Embraces with the Five in Havana
CSC Director, Rob Miller was honoured to spend a few days in Havana with the Miami Five earlier this year and writes about the experience for CubaSí and gives an update on the ongoing fight to allow the men to come to Britain
Embraces with the Five in Havana In March, myself and Natasha Hickman, CSC Communications Manager, had the honour of spending a wonderful few days with the Miami Five and their families in Havana. We were part of an international delegation of trade unionists and campaigners led by Unite former general secretary Tony Woodley and Chair of the union’s executive council, Tony Woodhouse and joined by union leaders and solidarity representatives from the US and Canada.
CSC has been campaigning for the Five in earnest since 2001 when we first started to publicise the case to our supporters. We first met with the wife of Rene Gonzalez, Olga Salanueva, and her then four year old daughter Ivette, in 2002, when they travelled to Britain with CSC in an early effort to raise awareness about the case. Ivette is now 17 years old but as she herself said “it is only now that I feel that I can truly get on with my life, now that my father and all my uncles are home.”

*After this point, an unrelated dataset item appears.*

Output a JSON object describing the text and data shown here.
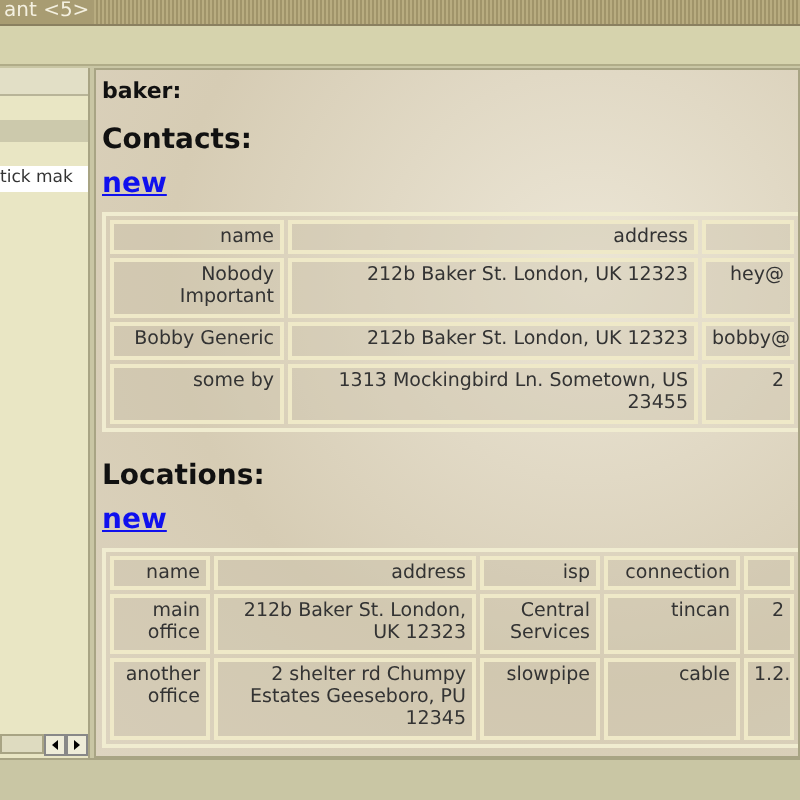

For all the families the last few months have been an incredible journey. In those few days in Havana we were able to laugh together, reminisce and look forward to a brighter future, not only for the Five and their families, but also for the people of Cuba now that there are positive moves by the US towards better relations.
The first embrace with Gerardo was very special. I had spoken with him on a number of occasions while he was in prison. We had also spent many times with his wife Adriana and had shared the heartbreak of their forced separation. They have just welcomed the new joy of their life baby Gema, who has already become a national treasure. Both Gerardo and Adriana are positively glowing with their new found life as a family back home in Cuba.
At a special reception hosted by ICAP we presented each of the Five with photos of the campaign in Britain over the years showing the wives, daughters and mothers at trade union conferences and protest vigils at the US embassy in Grosvenor Square. In my speech I gave greetings from all of us in the UK who had worked for so long for justice. I also made clear our admiration for the families who had worked tirelessly to take the campaign forward. As well as the families the event was attended by many senior figures including the head of the Cuban team negotiating to normalise relations with the United States, Josefina Vidal.
Seeing the Five together with all their families helped us understand the unique bond that they had forged through so many years apart, but also together, as one group standing firm and living and breathing daily the campaign for justice.
It was clear that the Five were completely aware of the wonderful campaigning work carried out in the UK by CSC and our supporters. They spoke in detail about the motions in our parliaments, the vigils at the US embassy, the campaign Voices for the Five and the International Commission of Inquiry, the campaign with Amnesty International. It became clear that the thousands of letters sent by supporters in Britain had been of crucial importance in sustaining the men throughout.
In an emotional speech Tony Woodley said: “For me personally it brings closure on a campaign started close to a decade ago, breaking the silence in the USA, gaining visitation (for Adriana and Olga) after so many wasted years and finally, freedom and even the miracle of a child for Adriana and Gerardo. Life doesn’t get much sweeter right now friends and comrades.”
Being with the men around the streets of Havana it soon becomes evident of the huge love and admiration felt for them by the Cuban people. It maybe feels a little like accompanying a film or music star as you are stopped for hugs and photos at every turn. Yet these encounters are so respectful and the most common phrase you hear is ‘Gracias’. The Five gave their lives to defend the people of Cuba from terrorist attacks and they will be forever thanked for that sacrifice.
During the visit we had several opportunities to speak to the Five about the campaign for their freedom, their new lives in Cuba, and the future for them all and their families. It is clear that they will all experience these dramatic changes in differing ways but it is also clear that each of them feels a profound sense of pride in what they have done and the sacrifices that they have made.
As Ramon said: “The welcome we have received by the Cuban people on our return has truly humbled us, after all we were only doing what so many would have done. Cubans give their sacrifice in so many ways, in medical missions abroad, in their daily efforts at home. We were only doing what we know was the right thing to do.”
While some speculate about the future roles the five men may follow, it is completely clear that each of them is a passionate supporter of the revolution. Gerardo stated on many occasions that the Five were ready to “take up the challenges presented, fulfill any obligations to the Cuban people and do our duty when called.”
This visit was a real joy. Not least because of the pride we can all have here in the UK in the role that we all played in this most honourable of struggles to free these Five heroes and see them returned to their homeland.